Sexual incentive motivation, olfactory preference, and activation of the vomeronasal projection pathway by sexually relevant cues in non-copulating and naive male rats.Horm Behav. 2004 Sep; 46(3):330-40.HB

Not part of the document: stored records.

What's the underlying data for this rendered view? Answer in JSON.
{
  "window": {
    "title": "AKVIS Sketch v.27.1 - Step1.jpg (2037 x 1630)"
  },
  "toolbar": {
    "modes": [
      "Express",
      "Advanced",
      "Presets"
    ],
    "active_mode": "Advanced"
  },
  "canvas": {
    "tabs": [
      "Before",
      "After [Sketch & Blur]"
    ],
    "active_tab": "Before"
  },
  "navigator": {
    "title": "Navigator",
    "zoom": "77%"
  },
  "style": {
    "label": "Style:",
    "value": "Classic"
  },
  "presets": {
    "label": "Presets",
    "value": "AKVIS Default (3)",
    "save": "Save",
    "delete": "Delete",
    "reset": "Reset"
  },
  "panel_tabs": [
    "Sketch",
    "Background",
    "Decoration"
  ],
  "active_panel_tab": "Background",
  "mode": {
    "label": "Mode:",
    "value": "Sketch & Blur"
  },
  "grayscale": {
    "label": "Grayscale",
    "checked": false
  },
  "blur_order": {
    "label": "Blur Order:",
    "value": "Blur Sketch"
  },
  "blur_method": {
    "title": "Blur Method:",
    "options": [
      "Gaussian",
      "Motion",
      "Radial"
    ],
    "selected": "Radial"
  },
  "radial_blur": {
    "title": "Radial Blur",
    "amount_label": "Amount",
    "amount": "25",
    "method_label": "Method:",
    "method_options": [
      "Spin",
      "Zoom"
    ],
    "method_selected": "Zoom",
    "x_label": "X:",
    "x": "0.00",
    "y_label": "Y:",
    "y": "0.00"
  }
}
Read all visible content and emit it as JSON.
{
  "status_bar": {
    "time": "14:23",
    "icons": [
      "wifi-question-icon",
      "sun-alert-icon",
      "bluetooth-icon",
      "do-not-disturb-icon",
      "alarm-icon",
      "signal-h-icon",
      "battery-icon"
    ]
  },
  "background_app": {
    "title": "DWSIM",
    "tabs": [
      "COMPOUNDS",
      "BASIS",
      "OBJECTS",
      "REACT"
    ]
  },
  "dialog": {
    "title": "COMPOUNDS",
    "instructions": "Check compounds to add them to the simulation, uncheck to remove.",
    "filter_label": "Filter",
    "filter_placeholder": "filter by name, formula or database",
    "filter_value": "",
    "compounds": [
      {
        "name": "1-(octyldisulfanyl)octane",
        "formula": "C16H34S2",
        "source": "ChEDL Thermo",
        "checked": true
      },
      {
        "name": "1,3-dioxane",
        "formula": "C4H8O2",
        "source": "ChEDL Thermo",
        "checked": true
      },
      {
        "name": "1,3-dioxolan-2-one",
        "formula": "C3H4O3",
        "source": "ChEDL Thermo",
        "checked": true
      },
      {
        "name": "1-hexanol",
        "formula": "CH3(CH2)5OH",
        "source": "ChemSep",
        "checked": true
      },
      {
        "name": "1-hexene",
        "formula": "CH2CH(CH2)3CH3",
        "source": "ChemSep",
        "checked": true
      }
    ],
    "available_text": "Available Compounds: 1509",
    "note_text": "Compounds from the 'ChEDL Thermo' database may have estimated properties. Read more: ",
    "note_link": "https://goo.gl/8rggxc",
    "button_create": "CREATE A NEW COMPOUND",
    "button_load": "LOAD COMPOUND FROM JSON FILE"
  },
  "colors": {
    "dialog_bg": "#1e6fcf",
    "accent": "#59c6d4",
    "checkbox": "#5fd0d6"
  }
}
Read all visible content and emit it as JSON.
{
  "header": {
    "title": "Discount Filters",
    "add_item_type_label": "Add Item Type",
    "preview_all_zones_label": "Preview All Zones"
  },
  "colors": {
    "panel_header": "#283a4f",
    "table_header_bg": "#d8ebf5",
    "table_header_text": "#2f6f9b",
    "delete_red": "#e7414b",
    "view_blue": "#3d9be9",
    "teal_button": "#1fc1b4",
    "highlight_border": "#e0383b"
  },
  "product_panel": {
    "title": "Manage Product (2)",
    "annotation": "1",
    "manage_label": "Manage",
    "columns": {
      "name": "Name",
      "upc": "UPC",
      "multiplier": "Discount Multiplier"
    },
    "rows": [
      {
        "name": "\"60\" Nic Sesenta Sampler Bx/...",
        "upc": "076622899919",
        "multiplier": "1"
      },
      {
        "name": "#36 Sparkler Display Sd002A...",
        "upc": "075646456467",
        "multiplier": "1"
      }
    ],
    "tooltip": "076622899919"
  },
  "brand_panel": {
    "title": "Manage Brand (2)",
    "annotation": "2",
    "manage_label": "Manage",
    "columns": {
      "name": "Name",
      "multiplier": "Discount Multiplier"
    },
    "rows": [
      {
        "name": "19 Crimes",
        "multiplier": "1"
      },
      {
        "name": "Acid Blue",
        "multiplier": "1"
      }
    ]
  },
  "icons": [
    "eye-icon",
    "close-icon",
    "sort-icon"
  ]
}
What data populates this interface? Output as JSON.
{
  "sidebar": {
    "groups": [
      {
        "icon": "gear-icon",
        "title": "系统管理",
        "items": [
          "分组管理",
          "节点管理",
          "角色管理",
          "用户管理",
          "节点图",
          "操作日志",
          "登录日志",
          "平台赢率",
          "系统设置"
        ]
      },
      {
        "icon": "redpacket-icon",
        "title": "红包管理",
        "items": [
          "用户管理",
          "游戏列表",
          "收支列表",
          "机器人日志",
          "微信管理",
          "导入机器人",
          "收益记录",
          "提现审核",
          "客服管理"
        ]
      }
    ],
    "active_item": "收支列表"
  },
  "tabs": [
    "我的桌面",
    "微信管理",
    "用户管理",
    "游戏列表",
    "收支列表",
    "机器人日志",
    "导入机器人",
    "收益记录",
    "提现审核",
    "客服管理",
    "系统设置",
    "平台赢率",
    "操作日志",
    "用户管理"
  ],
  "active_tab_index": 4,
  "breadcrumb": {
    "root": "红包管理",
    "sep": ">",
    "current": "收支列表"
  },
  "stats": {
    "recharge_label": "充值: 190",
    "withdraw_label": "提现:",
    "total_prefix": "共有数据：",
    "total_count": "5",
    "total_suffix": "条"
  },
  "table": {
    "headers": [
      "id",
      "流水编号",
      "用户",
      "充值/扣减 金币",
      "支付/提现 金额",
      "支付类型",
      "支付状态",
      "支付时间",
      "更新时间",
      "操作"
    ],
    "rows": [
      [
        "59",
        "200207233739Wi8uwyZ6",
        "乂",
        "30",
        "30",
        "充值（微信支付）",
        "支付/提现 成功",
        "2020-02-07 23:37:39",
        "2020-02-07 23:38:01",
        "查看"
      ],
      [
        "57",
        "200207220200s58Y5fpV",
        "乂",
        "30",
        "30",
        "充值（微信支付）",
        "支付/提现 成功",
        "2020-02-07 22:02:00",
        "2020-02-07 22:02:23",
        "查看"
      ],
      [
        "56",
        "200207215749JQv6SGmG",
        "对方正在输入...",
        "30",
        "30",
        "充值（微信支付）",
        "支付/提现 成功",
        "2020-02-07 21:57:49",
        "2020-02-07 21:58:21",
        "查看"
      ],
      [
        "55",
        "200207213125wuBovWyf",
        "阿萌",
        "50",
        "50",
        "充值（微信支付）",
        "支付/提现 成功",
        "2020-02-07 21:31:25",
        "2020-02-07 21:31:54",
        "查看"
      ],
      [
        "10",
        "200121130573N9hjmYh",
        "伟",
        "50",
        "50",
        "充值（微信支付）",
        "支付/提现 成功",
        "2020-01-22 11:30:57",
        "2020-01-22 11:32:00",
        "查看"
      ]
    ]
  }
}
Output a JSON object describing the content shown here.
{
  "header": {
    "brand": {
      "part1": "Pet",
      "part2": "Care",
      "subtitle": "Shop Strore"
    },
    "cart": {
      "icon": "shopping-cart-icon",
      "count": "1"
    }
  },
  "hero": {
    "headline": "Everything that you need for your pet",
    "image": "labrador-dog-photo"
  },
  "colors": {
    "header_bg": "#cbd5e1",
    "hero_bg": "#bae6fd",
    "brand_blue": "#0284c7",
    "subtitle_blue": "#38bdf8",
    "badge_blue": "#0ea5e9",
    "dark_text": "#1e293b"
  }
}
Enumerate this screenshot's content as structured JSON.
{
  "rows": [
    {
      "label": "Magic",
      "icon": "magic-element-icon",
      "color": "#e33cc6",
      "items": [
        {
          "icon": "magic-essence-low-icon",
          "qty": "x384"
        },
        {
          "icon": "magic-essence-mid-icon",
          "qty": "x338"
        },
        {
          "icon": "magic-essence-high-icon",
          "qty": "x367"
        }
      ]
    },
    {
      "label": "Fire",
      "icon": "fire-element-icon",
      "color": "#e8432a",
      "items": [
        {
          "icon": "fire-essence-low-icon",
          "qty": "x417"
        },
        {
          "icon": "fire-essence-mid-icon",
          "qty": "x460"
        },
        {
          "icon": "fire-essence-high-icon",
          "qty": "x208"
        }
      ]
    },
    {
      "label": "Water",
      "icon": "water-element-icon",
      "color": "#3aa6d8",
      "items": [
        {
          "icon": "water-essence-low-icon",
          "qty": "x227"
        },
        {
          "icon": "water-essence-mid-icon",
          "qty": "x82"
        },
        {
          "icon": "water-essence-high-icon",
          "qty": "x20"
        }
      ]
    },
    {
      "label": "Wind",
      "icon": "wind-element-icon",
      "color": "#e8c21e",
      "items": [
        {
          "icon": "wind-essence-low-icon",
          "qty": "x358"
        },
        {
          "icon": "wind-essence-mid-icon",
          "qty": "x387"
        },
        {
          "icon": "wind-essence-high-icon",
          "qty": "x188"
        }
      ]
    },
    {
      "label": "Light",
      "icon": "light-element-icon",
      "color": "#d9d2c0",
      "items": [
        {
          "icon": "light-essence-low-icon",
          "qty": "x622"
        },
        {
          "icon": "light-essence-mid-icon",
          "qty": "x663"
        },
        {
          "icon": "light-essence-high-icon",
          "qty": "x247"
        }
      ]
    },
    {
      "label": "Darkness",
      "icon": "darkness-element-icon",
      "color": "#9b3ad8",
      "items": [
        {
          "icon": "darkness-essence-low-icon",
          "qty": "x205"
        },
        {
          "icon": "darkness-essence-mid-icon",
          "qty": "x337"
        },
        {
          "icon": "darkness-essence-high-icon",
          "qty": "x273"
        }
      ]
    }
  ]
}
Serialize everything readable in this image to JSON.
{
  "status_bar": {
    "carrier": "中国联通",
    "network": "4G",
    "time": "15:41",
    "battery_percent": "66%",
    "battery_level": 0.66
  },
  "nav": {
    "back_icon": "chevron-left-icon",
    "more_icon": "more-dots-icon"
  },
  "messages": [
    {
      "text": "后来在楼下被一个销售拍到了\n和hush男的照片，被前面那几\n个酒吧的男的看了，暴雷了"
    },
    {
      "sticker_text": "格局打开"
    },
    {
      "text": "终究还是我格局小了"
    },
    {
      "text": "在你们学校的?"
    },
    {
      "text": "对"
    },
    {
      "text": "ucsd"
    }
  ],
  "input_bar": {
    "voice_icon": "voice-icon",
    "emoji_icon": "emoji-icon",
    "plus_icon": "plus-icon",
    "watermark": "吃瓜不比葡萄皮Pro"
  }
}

There are some apparently healthy male rats that fail to mate after repeated testing with receptive females. We have previously shown that these "non-copulator (NC)" males show no partner preference for a receptive female when given the opportunity to physically interact with a sexually receptive female or a sexually active male. We also demonstrated that although NC males prefer odors from estrous females to odors from anestrous females, this preference is significantly reduced in comparison to the preference displayed by copulating (C) males. The aim of the present study was to evaluate in NC males sexual incentive motivation, that is, the approach behavior of male rats to either a sexually receptive female or a sexually active male in a test where the subjects can smell, hear, and see the stimulus animal but prevents their physical interaction. In addition, we determined whether NC rats have alterations in their ability to detect odors from conspecifics or odors related to food. In the detection of odors from conspecifics, we determined if these NC males are sexually attracted toward odors from receptive females or sexually active males. For food-related odors, we quantified the time it took the subjects to locate a hidden a piece of apple. Finally, using the induction of Fos-immunoreactivity (Fos-IR) as an index of neuronal activation, we compared the response of the vomeronasal projection pathway (VN pathway) of C and NC male rats exposed to estrous bedding. Males without sexual experience (WSE) were included in all experiments to determine the importance of previous heterosexual experience in the different behavioral tests and in the activity of the VN pathway. In the sexual incentive motivation test, we found that C and WSE male rats have a clear preference for estrous females over sexually active males, whereas NC male rats showed no preference. In odor tests, our results showed that C males had a clear preference for odors from estrous females as opposed to odors from sexually active males. Although NC and WSE male rats showed a preference for estrous female odors, this preference was significantly reduced compared to that shown by C males. No differences were found between WSE, C, and NC males in the detection of stimuli associated with food-related odors. A significant increase in Fos-IR was observed in the mitral cell layer of the accessory olfactory bulb in all groups when exposed to estrous bedding. However, only the C male rats exposed to estrous female bedding showed an increase Fos-IR in all structures of the VN pathway. An increase in Fos-IR was observed in the medial preoptic area (MPOA) of WSE males exposed to estrous bedding. No increases in Fos-IR were detected along the VN pathway in NC male rats. We proposed that NC male rats do not display sexual behavior due to a reduced sexual motivation that could be caused by alterations in the neuronal activity of the VN pathway during the processing of estrous odors.